I’ve been managing my own finances for a long time. Along the way, I did some things right that served me well and some things that didn’t—including three big blunders.
My money-management journey started when I got into a new middle school that was 12 miles from home. The daily commute involved a short bus ride to the nearest railroad station, a 20-minute trip on a suburban train and then a quick walk. To save money, I skipped the bus ride on my way home and walked instead. My parents okayed it and let me keep the nickels and dimes. My first lesson in frugality turned into a lifetime habit.
I was lucky to get an early start on my career in software development. Not only have I enjoyed the work, but also I’ve valued the steady employment and income. I’m fortunate that I never had to worry about missing a paycheck.
You’d think that an early start, steady income and good savings habits would be a sure shot recipe for financial success. I thought so, too. But alas, I didn’t know what I didn’t know. My lack of basic financial literacy during the first half of my working life led to three major money blunders.
Blunder No. 1: Mistaking the sidelines for the playground . Some people choose to stay on the sidelines, sitting on cash while they await a better time to invest in the stock market. Such market timing is controversial, but at least it’s intentional. In my case, I wrongly assumed that bank accounts and certificates of deposit were good investments for the future. I was clueless about other asset classes and their long-term return potential.
Result? Though I saved a lot in my early years, my investment growth was anemic. By not dollar-cost averaging into stocks. I missed out on the magic of stock market compounding . When I learned that asset allocation is the primary driver of investment returns, the cause of my portfolio’s chronic low returns became obvious. I changed course, but the damage already done was huge.
Blunder No. 2: Lacking long-term financial goals . I was good at taking care of near-term money matters, but oblivious to longer-term goals. Instead of planning, I was saving aimlessly. My approach proved to be a dumb one.
Examples? I rented for too long because I never gave homeownership serious thought. Many friends bought their first homes early on. I could have easily followed suit. Renting vs. owning can be a tricky decision for many folks. But buying would have been a slam dunk in my case—if I had given it some thought.
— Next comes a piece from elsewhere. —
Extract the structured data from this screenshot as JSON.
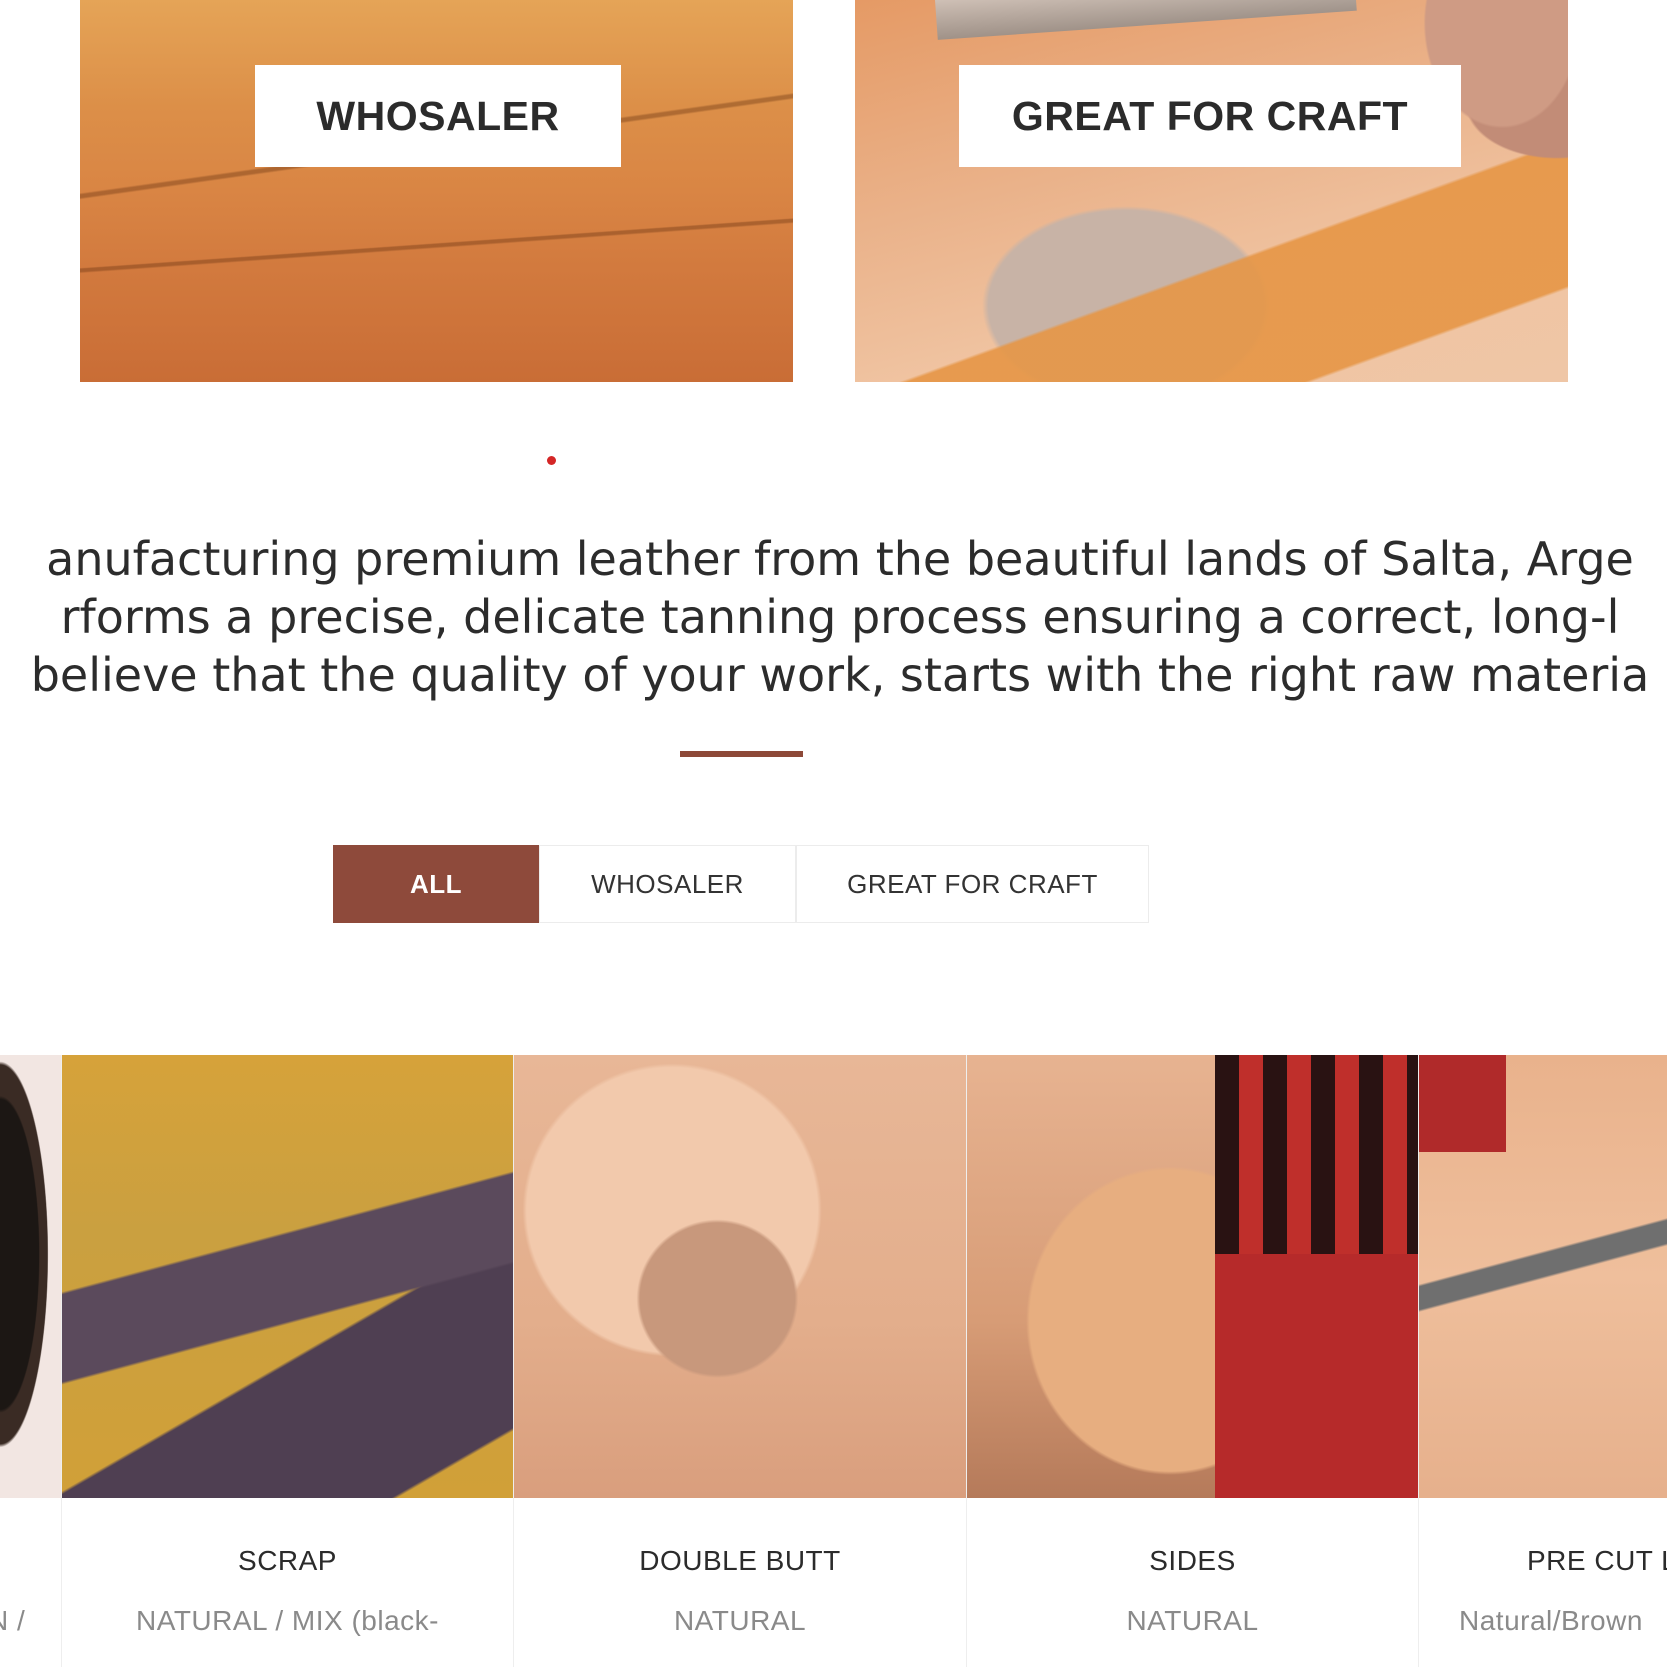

By the time our need for a single-family home in a good school district became obvious, the local housing market was already on a tear. I was almost priced out of the market by the mid-2000s housing bubble. Luckily, I found a small place that met all our important criteria. Even so, I had to stretch, borrowing more than I wanted to. It took me years to get the burden of that mortgage off my back.
Blunder No. 3: Underutilizing tax-sheltered accounts. I had always viewed a high tax bill as a nice problem to have. Paying hefty taxes meant I was making good money, right? Wrong. Little did I know that high taxes can also be a sign of financial ignorance, as it was in my case. I still pay the penalty for that ignorance.
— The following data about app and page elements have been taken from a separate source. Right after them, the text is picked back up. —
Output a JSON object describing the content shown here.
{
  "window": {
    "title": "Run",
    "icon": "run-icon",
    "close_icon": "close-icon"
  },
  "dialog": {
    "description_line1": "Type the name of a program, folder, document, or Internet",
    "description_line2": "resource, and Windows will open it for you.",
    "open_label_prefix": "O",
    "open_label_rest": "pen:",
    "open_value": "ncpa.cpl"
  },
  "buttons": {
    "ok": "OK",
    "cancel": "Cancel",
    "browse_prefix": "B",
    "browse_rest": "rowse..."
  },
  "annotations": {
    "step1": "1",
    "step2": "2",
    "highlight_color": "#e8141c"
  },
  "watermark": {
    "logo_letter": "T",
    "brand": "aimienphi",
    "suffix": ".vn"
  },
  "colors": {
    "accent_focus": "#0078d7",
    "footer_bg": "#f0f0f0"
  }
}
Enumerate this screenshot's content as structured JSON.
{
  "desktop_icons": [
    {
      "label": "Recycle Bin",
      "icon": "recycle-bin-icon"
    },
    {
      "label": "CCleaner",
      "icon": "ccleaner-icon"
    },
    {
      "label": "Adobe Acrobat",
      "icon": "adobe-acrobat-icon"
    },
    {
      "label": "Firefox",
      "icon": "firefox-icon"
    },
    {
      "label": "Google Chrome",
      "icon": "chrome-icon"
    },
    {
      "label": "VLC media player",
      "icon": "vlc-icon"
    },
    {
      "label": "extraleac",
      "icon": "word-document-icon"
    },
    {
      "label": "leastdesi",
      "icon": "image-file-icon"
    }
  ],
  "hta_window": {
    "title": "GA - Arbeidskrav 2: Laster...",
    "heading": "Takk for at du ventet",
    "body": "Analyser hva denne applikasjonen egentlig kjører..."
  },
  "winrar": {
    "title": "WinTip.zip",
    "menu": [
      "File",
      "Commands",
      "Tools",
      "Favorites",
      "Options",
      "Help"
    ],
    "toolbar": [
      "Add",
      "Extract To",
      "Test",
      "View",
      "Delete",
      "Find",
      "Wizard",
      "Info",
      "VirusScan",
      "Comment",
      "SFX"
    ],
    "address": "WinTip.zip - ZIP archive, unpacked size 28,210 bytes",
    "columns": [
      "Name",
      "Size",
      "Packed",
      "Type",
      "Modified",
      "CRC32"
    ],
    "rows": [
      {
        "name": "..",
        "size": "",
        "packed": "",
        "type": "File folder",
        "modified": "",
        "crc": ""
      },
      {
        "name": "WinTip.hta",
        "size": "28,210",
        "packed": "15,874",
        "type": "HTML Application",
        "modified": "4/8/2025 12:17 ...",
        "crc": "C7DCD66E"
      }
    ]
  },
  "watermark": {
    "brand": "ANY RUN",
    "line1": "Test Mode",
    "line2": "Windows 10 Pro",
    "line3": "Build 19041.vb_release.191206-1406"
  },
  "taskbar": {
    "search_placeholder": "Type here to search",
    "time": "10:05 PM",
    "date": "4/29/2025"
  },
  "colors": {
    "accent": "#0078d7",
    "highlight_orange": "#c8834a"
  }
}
How? I missed years of IRA contributions because I knew nothing about them. Even my 401(k) contributions were at the default low level—enough to get the full employer match , yet far below the allowable maximum. I saved consistently throughout my working years, but most of it ended up in taxable accounts. I paid a lot of tax on my investment earnings, especially in my high-income years.
It took me years to realize my goof. By then, I’d already missed the boat for contributions to both tax-free Roth IRAs and tax-deferred traditional IRAs. Thankfully, my employer’s 401(k) plan offered the chance to make mega-backdoor Roth conversions. I took full advantage of the plan, maximizing both pre-tax and after-tax contributions in an effort to make up for lost time.
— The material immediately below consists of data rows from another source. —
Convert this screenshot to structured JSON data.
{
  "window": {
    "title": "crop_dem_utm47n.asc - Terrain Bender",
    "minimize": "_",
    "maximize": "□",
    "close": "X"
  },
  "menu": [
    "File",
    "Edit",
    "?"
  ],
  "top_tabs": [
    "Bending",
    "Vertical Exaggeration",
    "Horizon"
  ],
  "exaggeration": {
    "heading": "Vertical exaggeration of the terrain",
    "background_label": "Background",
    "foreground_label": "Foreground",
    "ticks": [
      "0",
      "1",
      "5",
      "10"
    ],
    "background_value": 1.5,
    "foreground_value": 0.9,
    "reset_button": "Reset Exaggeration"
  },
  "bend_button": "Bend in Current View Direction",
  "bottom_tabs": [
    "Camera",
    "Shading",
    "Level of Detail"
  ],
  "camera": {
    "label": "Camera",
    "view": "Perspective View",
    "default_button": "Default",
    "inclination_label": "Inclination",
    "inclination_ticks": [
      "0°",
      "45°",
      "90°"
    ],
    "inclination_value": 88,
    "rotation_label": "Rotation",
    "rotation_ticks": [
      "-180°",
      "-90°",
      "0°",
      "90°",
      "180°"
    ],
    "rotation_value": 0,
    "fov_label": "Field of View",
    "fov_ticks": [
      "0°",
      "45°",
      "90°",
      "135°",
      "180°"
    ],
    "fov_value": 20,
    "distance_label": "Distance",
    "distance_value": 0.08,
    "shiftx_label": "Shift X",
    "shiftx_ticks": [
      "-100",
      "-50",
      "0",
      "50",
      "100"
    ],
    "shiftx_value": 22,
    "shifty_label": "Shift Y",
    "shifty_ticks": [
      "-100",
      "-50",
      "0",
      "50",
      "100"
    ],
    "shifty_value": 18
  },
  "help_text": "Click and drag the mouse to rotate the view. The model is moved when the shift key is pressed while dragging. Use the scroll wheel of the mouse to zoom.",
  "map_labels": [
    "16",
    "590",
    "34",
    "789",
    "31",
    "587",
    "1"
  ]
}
Did any of these blunders destroy my finances? No. I was protected by my steady career and frugal lifestyle. Still, these mistakes made my financial life much harder than it needed to be.
A software engineer by profession, Sanjib Saha is transitioning to early retirement. His previous articles include Freedom Formula, Feelin’ Groovy and Ready or Not. Self-taught in investments, Sanjib passed the Series 65 licensing exam as a non-industry candidate. He’s passionate about raising financial literacy and enjoys helping others with their finances.